New Hampshire’s information campaign hasn’t gone as smoothly. The Republican-controlled state Senate, keen to scuttle implementation of the Affordable Care Act, earlier this year blocked from the budget a $5.4 million grant for consumer outreach, as if blocking money for public information about the exchange would somehow make it go away. Health and Human Services Commissioner Nicholas Toumpas was left scratching his head back in June, wondering whether tweets and text messaging would prove effective in reaching the young adult population who make up a large share of the uninsured.
The state is lagging behind, but officials say they may be close to liberating the $5.4 million by directing it to the New Hampshire Health Plan, a nonprofit that provides coverage to those who have trouble obtaining private insurance. And last week, the federal government finally awarded half a million dollars to two agencies working in New Hampshire that will serve as navigators, the Bi-State Primary Care Association and Planned Parenthood of Northern New England.

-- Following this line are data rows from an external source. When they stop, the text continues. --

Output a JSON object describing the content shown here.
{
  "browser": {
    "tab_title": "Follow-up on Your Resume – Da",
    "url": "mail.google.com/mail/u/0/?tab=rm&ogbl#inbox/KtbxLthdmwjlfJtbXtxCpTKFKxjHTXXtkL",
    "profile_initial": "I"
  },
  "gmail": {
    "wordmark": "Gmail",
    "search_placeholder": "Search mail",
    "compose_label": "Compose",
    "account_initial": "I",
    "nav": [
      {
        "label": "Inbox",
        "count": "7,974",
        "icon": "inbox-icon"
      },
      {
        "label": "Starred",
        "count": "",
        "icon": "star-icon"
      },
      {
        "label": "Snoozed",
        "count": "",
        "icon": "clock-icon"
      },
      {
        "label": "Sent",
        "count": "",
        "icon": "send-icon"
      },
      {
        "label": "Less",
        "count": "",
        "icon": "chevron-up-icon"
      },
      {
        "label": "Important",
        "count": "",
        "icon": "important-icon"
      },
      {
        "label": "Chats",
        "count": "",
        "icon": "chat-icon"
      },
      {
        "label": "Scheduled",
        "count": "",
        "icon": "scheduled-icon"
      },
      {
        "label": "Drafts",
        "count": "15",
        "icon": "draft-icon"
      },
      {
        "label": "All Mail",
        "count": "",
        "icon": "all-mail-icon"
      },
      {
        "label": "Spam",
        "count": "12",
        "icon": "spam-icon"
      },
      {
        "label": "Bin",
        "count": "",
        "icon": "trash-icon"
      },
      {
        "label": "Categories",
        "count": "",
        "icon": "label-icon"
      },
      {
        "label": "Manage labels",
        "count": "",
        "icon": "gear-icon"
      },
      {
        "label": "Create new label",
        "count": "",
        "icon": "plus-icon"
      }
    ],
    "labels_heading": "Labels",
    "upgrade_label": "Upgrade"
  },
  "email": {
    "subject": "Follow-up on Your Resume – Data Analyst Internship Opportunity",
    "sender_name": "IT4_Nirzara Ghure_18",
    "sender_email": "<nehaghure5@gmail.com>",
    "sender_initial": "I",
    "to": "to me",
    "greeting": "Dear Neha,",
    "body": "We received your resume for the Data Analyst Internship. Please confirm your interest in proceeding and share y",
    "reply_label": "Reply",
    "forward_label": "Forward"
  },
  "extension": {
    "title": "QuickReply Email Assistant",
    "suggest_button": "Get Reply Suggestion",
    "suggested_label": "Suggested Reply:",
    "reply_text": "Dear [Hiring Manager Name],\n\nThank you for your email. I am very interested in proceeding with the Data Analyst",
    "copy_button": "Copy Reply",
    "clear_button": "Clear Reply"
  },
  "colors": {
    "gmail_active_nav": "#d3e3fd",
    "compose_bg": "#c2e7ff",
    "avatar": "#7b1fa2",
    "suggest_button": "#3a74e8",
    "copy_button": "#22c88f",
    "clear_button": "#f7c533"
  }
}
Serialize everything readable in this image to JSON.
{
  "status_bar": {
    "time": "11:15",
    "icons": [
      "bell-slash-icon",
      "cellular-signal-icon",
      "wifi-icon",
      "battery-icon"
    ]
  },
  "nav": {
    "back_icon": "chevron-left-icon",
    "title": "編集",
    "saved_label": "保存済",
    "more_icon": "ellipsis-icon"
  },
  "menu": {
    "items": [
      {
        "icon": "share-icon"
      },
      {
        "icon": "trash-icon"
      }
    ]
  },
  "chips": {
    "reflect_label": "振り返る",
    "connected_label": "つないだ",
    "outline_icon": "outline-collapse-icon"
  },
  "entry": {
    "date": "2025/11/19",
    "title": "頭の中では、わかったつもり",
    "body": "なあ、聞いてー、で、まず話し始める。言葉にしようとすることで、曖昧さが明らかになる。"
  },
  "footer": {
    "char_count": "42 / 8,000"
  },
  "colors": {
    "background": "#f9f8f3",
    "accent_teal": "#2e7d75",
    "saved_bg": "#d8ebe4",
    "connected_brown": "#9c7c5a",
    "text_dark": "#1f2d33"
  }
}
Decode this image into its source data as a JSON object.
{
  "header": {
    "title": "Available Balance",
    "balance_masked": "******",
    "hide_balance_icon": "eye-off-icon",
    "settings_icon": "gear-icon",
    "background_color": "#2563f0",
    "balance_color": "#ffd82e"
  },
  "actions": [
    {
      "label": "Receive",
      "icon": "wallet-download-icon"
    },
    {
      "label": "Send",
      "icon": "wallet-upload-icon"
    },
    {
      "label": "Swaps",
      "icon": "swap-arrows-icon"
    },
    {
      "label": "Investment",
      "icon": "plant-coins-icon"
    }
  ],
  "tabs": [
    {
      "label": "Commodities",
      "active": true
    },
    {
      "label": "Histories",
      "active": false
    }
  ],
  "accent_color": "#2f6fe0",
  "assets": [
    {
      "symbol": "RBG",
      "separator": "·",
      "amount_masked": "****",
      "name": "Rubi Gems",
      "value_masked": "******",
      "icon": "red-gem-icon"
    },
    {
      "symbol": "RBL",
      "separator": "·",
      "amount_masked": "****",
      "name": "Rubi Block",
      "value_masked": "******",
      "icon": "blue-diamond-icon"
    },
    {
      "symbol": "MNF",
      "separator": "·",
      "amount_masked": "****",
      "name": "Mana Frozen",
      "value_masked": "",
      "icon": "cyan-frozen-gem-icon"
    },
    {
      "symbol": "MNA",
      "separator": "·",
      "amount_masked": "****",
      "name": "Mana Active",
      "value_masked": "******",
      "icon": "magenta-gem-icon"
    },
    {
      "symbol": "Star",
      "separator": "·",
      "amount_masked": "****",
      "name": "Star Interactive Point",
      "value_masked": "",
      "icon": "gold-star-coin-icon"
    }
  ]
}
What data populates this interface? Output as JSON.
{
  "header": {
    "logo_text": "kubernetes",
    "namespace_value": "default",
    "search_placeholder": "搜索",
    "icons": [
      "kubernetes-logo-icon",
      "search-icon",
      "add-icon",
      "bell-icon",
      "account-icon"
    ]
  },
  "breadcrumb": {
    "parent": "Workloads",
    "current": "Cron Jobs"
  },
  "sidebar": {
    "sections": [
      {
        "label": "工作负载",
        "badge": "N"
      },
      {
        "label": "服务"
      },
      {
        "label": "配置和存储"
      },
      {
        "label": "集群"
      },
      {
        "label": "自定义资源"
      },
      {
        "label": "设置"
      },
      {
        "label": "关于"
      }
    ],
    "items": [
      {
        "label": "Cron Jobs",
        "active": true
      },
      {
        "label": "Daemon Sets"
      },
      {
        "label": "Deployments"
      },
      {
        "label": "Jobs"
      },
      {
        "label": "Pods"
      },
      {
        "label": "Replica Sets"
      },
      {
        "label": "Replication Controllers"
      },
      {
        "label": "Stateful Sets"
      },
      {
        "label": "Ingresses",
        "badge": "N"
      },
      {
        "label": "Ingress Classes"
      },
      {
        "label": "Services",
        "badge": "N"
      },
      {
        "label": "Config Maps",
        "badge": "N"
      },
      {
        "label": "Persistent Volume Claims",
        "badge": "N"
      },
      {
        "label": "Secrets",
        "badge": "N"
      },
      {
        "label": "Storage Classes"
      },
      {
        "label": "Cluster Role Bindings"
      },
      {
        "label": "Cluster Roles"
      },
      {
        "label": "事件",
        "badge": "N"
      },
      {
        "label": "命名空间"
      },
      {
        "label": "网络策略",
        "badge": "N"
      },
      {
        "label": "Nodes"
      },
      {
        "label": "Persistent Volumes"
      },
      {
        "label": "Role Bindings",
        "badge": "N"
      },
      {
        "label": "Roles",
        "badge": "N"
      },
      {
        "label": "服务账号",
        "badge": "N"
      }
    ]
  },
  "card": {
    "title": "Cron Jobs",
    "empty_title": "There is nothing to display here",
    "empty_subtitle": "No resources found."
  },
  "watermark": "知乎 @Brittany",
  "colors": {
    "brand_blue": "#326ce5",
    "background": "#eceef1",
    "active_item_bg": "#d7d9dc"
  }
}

New Hampshire’s community health centers will also assume an informational role. So, too, presumably, will private brokers and insurance companies selling plans on the exchange, which in the case of New Hampshire is just one to start off, Anthem Blue Cross and Blue Shield.
Even so, the effort in New Hampshire seems too little, too late. Communicating the message to a diverse and diffuse population of uninsured residents takes time, and with the exchange launch a month or so away, time is running out. Accurate public information and one-on-one help are critical if the most sweeping change in health care in 50 years is to have a positive impact on coverage. Merely building the exchange doesn’t guarantee that the uninsured will come to it.